NTA Monitor has found two "serious" flaws for FW-1. This is a cut-n-paste from their website, http://www.nta-monitor.com Full article and technical details can be found there.

Orignially posted on http://www.nta-monitor.com

…10,000 username guesses in 2 minutes 30 seconds…

During the course of regular testing, NTA Monitor have discovered two serious flaws in Checkpoint Firewall-1, giving rise to both username guessing and sniffing issues.

Firstly, affected versions permit remote users to determine if a Firewall username is valid without having to know the associated password, enabling hackers to guess valid usernames using a dictionary attack. In tests of the flaw conducted by NTA Monitor, it took 2 minutes 30 seconds to check 10,000 usernames at a rate of 67 guesses per second using only 10% of a 2Mbps leased line. The guessing rate is mostly limited to by the Firewall CPU rather than by the Internet link speed. In effect, this means that companies using a hi-spec firewall server increase the speed at which an attacker can guess passwords.

In addition, VPN usernames are passed in the clear without encryption, allowing anyone who is able to sniff network traffic between VPN clients and the Firewall to observe usernames in transit. The flaws exploit the Internet Key Exchange (IKE) encryption scheme and affect all Checkpoint Firewall-1 systems of 4.0 or above.

This leaves the back door to the enterprise wide open to hackers. The biggest problem is that it is not necessary to send a password to obtain a reply from the Firewall. Given that both users and system administrators often chose weak passwords, it is likely that any attacker will be able to guess at least one password and thus gain access to the VPN - and from there most configurations easily allow full access to the company's resources.

The correct approach would be to wait until both username and password are supplied, and if either is incorrect, send a generic error message.
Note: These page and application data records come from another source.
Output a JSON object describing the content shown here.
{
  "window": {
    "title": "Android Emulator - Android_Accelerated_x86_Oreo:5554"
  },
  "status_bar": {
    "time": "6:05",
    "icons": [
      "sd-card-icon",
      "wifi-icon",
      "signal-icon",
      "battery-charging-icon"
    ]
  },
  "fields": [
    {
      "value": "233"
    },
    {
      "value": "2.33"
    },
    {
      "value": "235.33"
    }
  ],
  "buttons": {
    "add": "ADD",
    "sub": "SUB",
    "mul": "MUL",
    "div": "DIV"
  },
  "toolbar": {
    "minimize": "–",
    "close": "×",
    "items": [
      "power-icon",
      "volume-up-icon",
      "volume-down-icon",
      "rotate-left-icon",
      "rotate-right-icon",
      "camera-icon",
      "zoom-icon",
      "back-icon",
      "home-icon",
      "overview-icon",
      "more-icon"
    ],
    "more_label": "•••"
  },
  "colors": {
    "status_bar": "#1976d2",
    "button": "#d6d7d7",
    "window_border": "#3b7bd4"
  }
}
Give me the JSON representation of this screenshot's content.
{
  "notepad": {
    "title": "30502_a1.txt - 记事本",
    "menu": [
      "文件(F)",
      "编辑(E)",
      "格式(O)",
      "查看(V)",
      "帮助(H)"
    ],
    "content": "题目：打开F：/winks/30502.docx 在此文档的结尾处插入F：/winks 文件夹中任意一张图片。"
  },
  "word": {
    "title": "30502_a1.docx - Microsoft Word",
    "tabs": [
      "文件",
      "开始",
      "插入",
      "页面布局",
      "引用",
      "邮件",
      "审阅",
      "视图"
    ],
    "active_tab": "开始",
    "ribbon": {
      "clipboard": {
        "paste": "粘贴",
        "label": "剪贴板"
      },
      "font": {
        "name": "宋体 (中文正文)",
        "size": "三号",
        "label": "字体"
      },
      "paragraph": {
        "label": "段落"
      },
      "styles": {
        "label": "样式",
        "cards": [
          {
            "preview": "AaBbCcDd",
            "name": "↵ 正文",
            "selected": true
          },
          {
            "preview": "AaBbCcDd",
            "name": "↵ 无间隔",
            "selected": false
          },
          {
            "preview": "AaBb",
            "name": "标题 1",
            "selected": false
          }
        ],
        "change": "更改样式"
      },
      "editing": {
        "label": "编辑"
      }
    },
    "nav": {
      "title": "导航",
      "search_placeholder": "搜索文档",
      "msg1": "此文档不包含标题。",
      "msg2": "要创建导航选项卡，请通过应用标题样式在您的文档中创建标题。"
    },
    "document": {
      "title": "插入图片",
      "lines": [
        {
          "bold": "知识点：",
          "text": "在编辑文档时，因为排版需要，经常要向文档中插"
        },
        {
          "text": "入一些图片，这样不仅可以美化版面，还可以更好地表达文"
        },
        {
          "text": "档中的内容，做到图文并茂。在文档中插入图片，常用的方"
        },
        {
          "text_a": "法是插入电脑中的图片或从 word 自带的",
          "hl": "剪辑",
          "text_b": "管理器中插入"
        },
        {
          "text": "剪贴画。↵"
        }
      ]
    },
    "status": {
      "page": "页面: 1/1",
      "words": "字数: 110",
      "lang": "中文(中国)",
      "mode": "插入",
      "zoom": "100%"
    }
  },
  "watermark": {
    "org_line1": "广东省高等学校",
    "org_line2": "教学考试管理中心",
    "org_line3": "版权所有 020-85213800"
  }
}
We were surprised to find this flaw when this is standard security practice in many other authentication mechanisms, including Unix logon.

So far Checkpoint has not commented on the findings.

El Diablo
is going to have a long day ahead of him